One simple rule of revolution is that regimes fall when their security services refuse to fire on protesters, while uprisings often falter when security forces do go ahead and shoot. The situation in Egypt remains fluid, but thus far the Egyptian army has not violently put down the protest movement. Why? The answer is complicated.
Mark Thompson argued at Time's Swampland blog that the exposure of Egyptian military officers to norms of professionalism and civilian control in the United States may have been determinative in the Egyptian army's decision not to crush the anti-Mubarak protests. Thompson's argument draws on several strands of thought on how military-to-military contacts make a difference (.pdf). While it's almost certainly an exaggeration to assert that ties with the U.S. military caused the Egyptian army to observe restraint, it's quite likely that changing norms of military professionalism did play a role in the army's decision. ...
To read the rest, sign up to try World Politics Review
- TWO WEEKS FREE.
- Cancel any time.
- After two weeks, just $9 monthly or $59/year.
Request a free trial for your office or school.
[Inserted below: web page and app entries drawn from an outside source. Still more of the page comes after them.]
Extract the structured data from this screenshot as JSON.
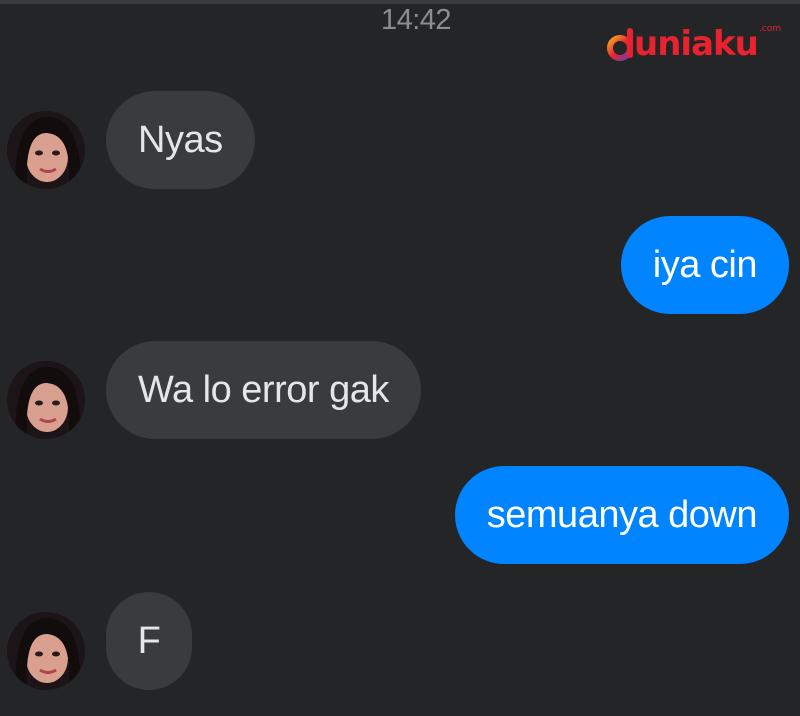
{
  "timestamp": "14:42",
  "logo": {
    "text": "duniaku",
    "suffix": ".com",
    "brand_color": "#e8232f"
  },
  "colors": {
    "background": "#242526",
    "incoming_bubble": "#3a3b3c",
    "outgoing_bubble": "#0084ff",
    "incoming_text": "#e4e6eb",
    "outgoing_text": "#ffffff"
  },
  "messages": [
    {
      "direction": "incoming",
      "text": "Nyas"
    },
    {
      "direction": "outgoing",
      "text": "iya cin"
    },
    {
      "direction": "incoming",
      "text": "Wa lo error gak"
    },
    {
      "direction": "outgoing",
      "text": "semuanya down"
    },
    {
      "direction": "incoming",
      "text": "F"
    }
  ]
}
Everyone at a given site can get access through our institutional subscriptions.
- Global Insights: Syria Crisis Overshadows Broader Turkey-U.S. Tensions
- Shadow of Jihadi Safe Haven Hangs Over Tunisia, Algeria
- Diplomatic Fallout: The Next Phase of U.N. Engagement in Somalia
- The Realist Prism: China the Likely Winner if U.S. Intervenes in Syria
- Russia Tries to Manage Arab Awakening From the Outside